The Auto Club. Among the motley crew of flannel-shirted, wise-guy smirks stand Pete and I, side by side, me with a wrench held high above my head like a high school Atlas and Pete, subtle and satisfied, probably just having finished off a big lunch at Weinerschnitzel with the girls from the soccer team. We study the shot, perplexed whether the photo captured the way we really were – or simply a fluke of the lens. Were we once so young? I motioned him to follow, and before the mirror in the living room I hold up the book. We study the page, then back at the mirror. Book, mirror. Book, mirror. We return to the fireplace and hurled in the Class of ‘96.

“Feelin’ better?”

“Haven’t felt this good in years” he says. “I don’t know why I held onto this so long.”

“Maybe,” I say, “you just have to dispose of it the right way.”

Pete thought a moment. “I’ve often thought, if I’d been the person in high school that I am today, I’d have had a much better time.
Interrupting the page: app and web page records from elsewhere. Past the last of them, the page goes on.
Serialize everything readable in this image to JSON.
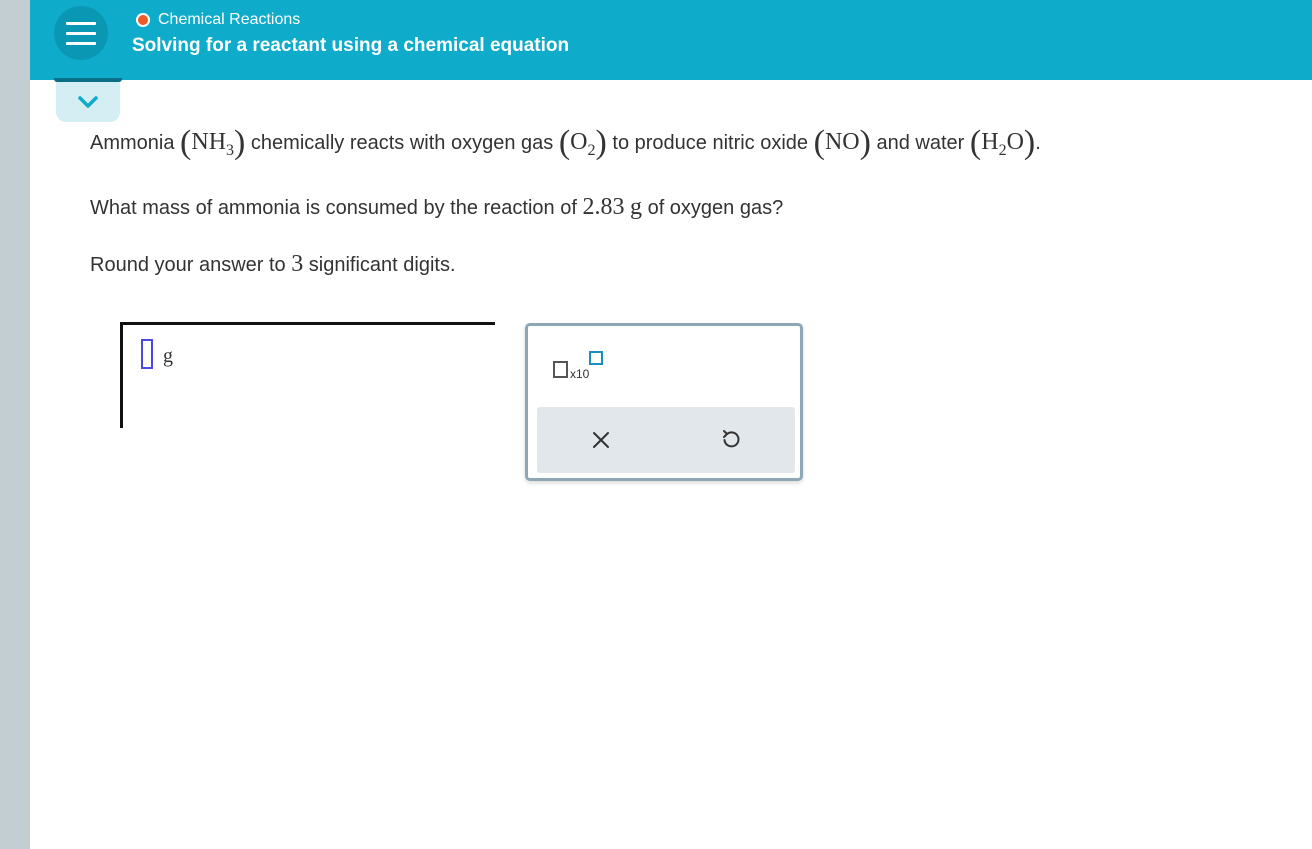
{
  "header": {
    "topic": "Chemical Reactions",
    "title": "Solving for a reactant using a chemical equation"
  },
  "problem": {
    "line1": {
      "t1": "Ammonia ",
      "nh3_main": "NH",
      "nh3_sub": "3",
      "t2": " chemically reacts with oxygen gas ",
      "o2_main": "O",
      "o2_sub": "2",
      "t3": " to produce nitric oxide ",
      "no": "NO",
      "t4": " and water ",
      "h2o_h": "H",
      "h2o_sub": "2",
      "h2o_o": "O",
      "t5": "."
    },
    "line2": {
      "t1": "What mass of ammonia is consumed by the reaction of ",
      "value": "2.83",
      "unit": "g",
      "t2": " of oxygen gas?"
    },
    "line3": {
      "t1": "Round your answer to ",
      "digits": "3",
      "t2": " significant digits."
    }
  },
  "answer": {
    "value": "",
    "unit": "g"
  },
  "palette": {
    "sci_label": "x10",
    "clear_symbol": "×",
    "undo_icon": "undo-icon"
  },
  "colors": {
    "header_bg": "#0eabcb",
    "status_dot": "#f05a28",
    "left_rail": "#c3ced3",
    "palette_border": "#8ea7b5",
    "input_border": "#4a4ae0"
  }
}
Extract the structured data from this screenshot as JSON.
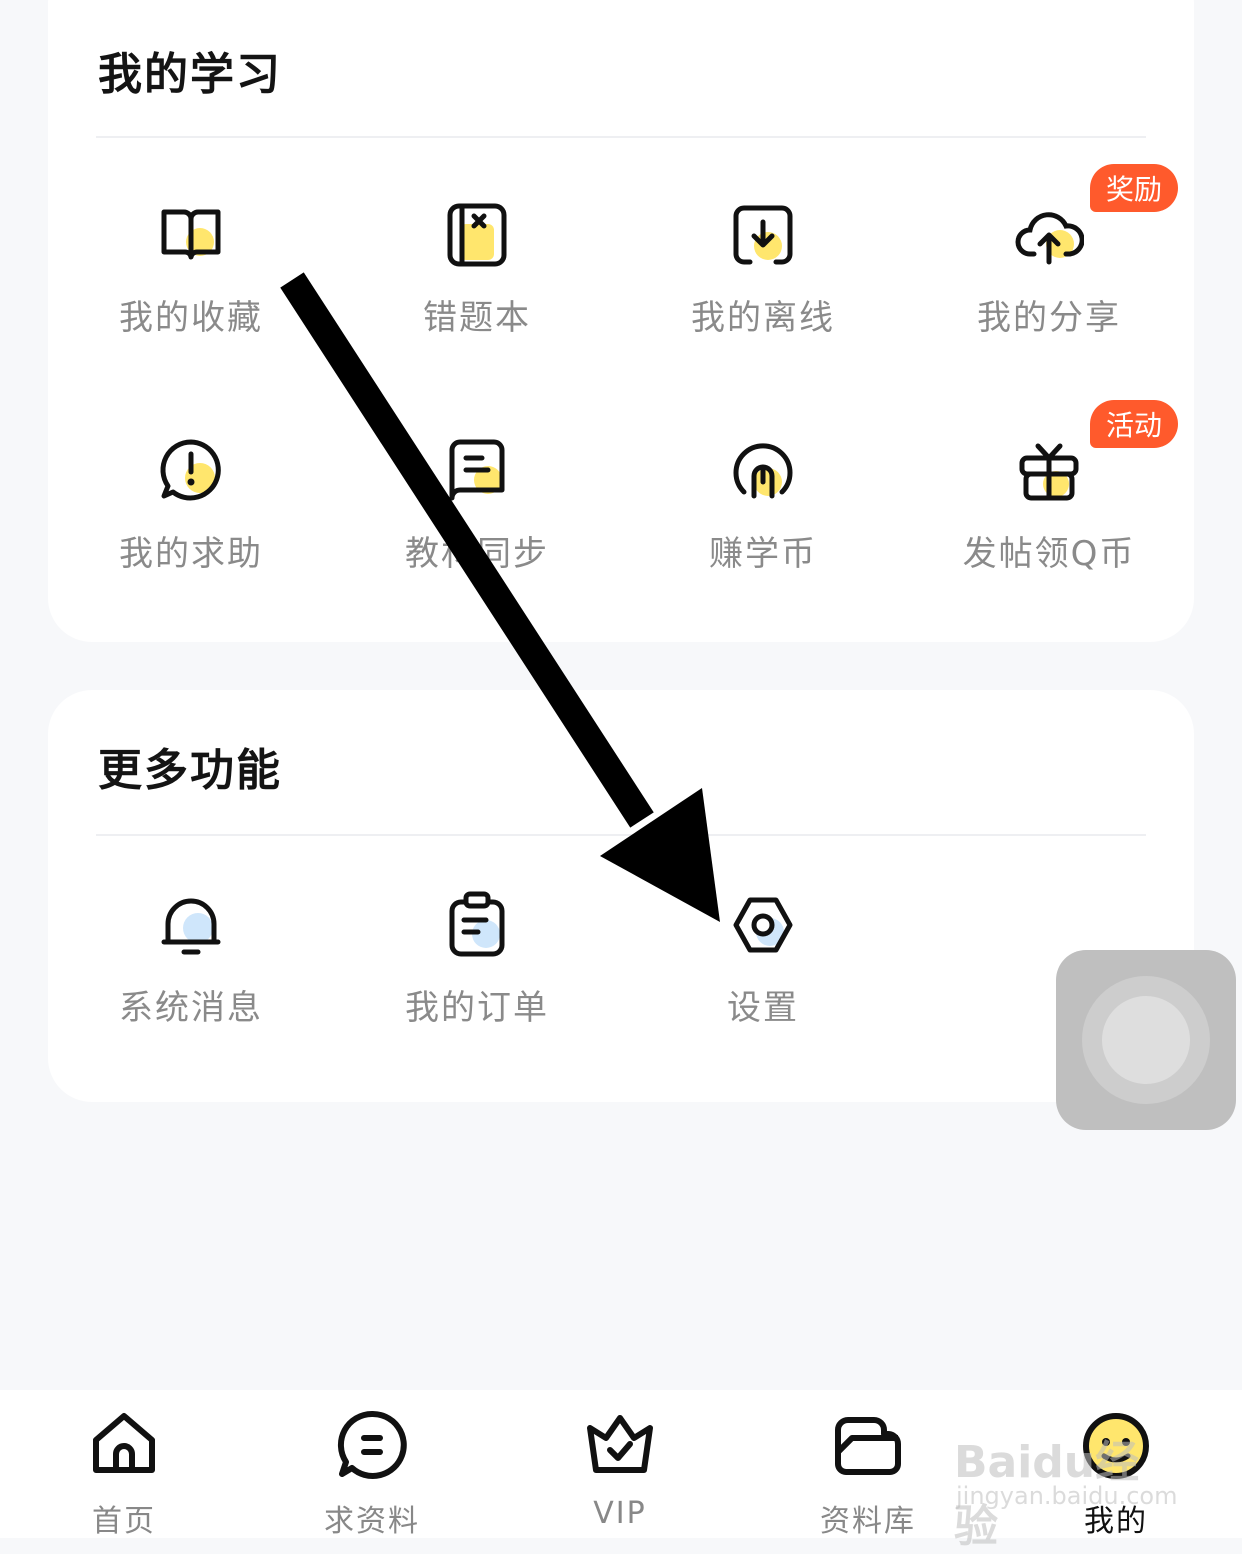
{
  "study": {
    "title": "我的学习",
    "items": [
      {
        "label": "我的收藏",
        "icon": "book-icon"
      },
      {
        "label": "错题本",
        "icon": "notebook-x-icon"
      },
      {
        "label": "我的离线",
        "icon": "download-box-icon"
      },
      {
        "label": "我的分享",
        "icon": "cloud-upload-icon",
        "badge": "奖励"
      },
      {
        "label": "我的求助",
        "icon": "exclamation-bubble-icon"
      },
      {
        "label": "教材同步",
        "icon": "textbook-icon"
      },
      {
        "label": "赚学币",
        "icon": "coin-icon"
      },
      {
        "label": "发帖领Q币",
        "icon": "gift-icon",
        "badge": "活动"
      }
    ]
  },
  "more": {
    "title": "更多功能",
    "items": [
      {
        "label": "系统消息",
        "icon": "bell-icon"
      },
      {
        "label": "我的订单",
        "icon": "clipboard-icon"
      },
      {
        "label": "设置",
        "icon": "gear-icon"
      }
    ]
  },
  "tabbar": {
    "items": [
      {
        "label": "首页",
        "icon": "home-icon"
      },
      {
        "label": "求资料",
        "icon": "chat-icon"
      },
      {
        "label": "VIP",
        "icon": "crown-icon"
      },
      {
        "label": "资料库",
        "icon": "folder-icon"
      },
      {
        "label": "我的",
        "icon": "profile-icon",
        "active": true
      }
    ]
  },
  "watermark": {
    "line1": "Baidu经验",
    "line2": "jingyan.baidu.com"
  },
  "colors": {
    "accent_yellow": "#ffe66d",
    "accent_blue": "#cfe6fb",
    "badge": "#ff5a2c",
    "label": "#8a8a8a"
  }
}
High school fit me like a cement suit. I couldn’t wait to leave. If I’d taken the GED after my sophomore year and gone right to college, my memory of high school probably would’ve been much better.”

“And shorter,” I agree.

The cardboard covers burn away. On top of it all we drop a pine log, fresh from the wood bin, and all that speaks for a long while is the pop of the old wood warming the room.

* * *

Winter passed, spring arrived, and it was around late March when Pete called again. He was working at the vintage book place. The owner of the store had knocked out a wall and rebuilt the frontage vacated by All-Star Memorabilia. They’d be up and moving Easter weekend. Pete had only one question:

“Still got that bunny suit?”

It never ends. For Pete, and in homage to that single day of individuality, I rented a bright pink bunny suit, handed out 100 pounds of jelly beans, and posed with mothers and their children. When a carload of teenagers roll up in a new Mustang the heat of helpless terror overcomes me, knowing I couldn’t outrun a souped-up Ford in size 22 feet. They roll past, thumbs held skyward out the windows and yell: “dude you rule!” Where were they were fifteen years ago? Sarcasm sure beats a beating.

When the sun softens and my shoulders can no longer bear the burden of a twenty pound rabbit head, I duck in the backroom of the bookstore to change into my street clothes. The irony isn’t lost. No one ever gets away from shared memories. We just find ways to get paid for it as adults.


Matt McGee never wore a bunny suit in high school but did dress up as a leprechaun one St Patrick’s Day. He has since lived long enough to realize that no one remembers those things unless you remind them, which takes nothing more than your mere presence, or a big, fat reminder in a national publication. He claims to hate his high school years with a curse though his ghost is often reportedly seen buying corn dogs in the school lunch line.